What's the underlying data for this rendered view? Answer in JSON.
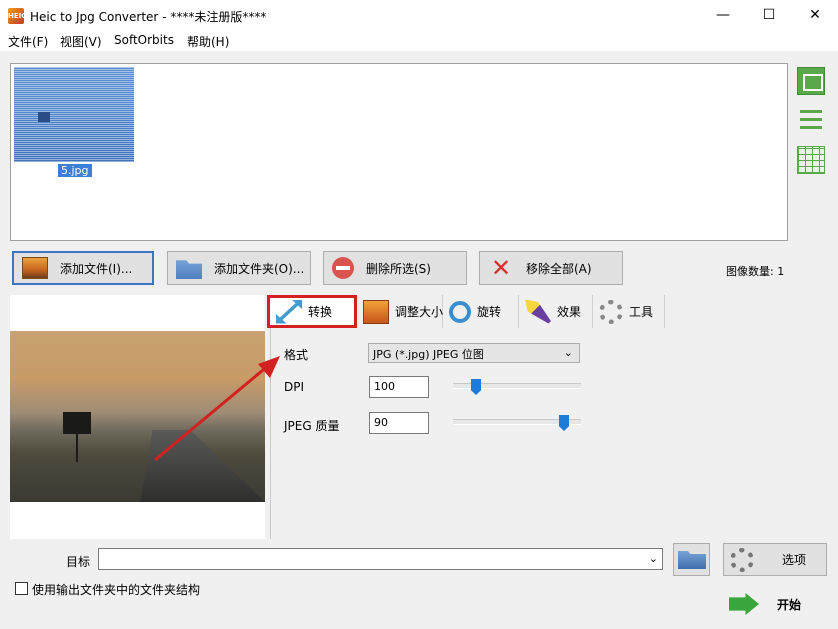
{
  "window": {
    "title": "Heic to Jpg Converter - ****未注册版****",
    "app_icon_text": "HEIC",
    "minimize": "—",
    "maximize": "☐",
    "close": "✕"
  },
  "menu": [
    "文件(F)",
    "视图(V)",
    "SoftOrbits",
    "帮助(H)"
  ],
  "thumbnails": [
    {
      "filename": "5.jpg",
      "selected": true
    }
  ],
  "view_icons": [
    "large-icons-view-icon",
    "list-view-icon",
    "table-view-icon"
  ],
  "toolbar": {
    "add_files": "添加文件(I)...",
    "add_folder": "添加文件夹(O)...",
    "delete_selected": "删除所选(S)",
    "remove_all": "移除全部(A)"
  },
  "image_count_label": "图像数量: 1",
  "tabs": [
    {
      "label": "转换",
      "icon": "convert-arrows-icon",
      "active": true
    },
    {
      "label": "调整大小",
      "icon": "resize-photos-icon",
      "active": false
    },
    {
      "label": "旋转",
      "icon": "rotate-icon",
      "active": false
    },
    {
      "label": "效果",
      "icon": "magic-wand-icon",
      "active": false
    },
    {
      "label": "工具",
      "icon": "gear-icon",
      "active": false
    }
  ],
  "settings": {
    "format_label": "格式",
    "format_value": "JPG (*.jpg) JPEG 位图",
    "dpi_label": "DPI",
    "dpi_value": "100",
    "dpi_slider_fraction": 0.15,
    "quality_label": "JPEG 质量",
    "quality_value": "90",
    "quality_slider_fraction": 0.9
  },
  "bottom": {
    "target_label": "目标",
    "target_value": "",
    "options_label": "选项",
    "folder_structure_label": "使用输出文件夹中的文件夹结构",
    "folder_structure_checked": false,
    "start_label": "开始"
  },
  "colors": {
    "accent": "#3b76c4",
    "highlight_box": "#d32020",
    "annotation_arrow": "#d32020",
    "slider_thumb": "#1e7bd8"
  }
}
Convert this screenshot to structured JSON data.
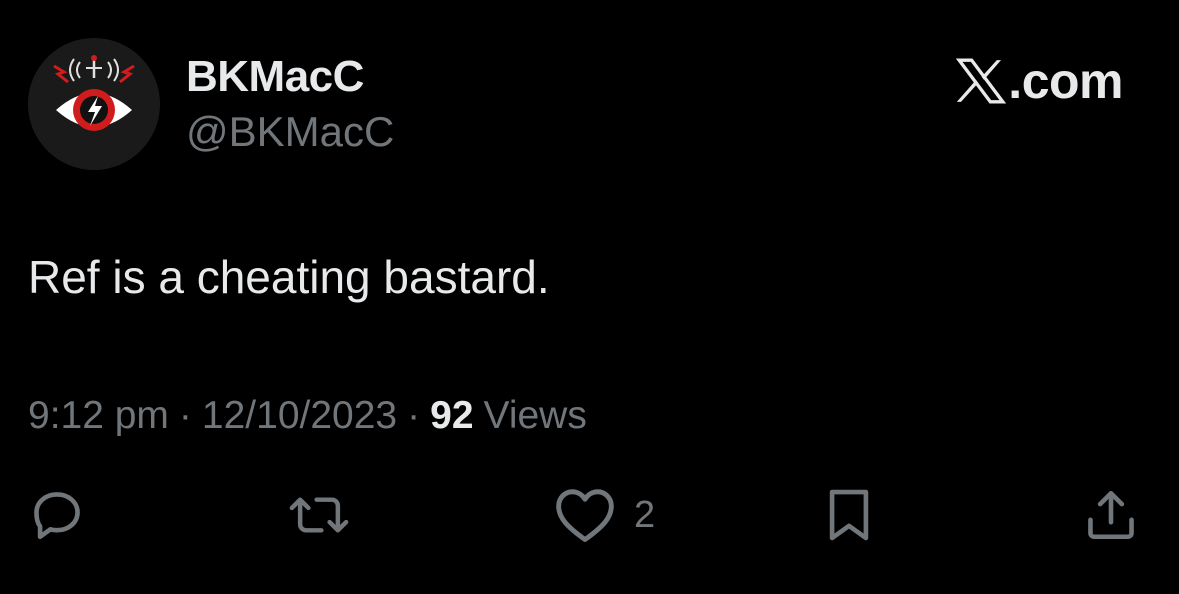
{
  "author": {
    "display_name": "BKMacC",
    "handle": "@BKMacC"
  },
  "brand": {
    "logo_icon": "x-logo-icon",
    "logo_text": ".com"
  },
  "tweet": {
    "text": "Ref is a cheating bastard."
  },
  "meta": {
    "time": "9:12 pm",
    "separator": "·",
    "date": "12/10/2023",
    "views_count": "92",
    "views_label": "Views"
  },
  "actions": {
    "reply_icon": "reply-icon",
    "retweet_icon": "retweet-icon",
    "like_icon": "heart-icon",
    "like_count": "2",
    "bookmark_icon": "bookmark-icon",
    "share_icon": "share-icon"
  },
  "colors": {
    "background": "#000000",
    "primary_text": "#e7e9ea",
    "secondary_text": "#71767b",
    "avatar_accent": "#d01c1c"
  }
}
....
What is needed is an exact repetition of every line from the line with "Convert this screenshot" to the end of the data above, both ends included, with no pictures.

Convert this screenshot to structured JSON data.
{
  "author": {
    "display_name": "BKMacC",
    "handle": "@BKMacC"
  },
  "brand": {
    "logo_icon": "x-logo-icon",
    "logo_text": ".com"
  },
  "tweet": {
    "text": "Ref is a cheating bastard."
  },
  "meta": {
    "time": "9:12 pm",
    "separator": "·",
    "date": "12/10/2023",
    "views_count": "92",
    "views_label": "Views"
  },
  "actions": {
    "reply_icon": "reply-icon",
    "retweet_icon": "retweet-icon",
    "like_icon": "heart-icon",
    "like_count": "2",
    "bookmark_icon": "bookmark-icon",
    "share_icon": "share-icon"
  },
  "colors": {
    "background": "#000000",
    "primary_text": "#e7e9ea",
    "secondary_text": "#71767b",
    "avatar_accent": "#d01c1c"
  }
}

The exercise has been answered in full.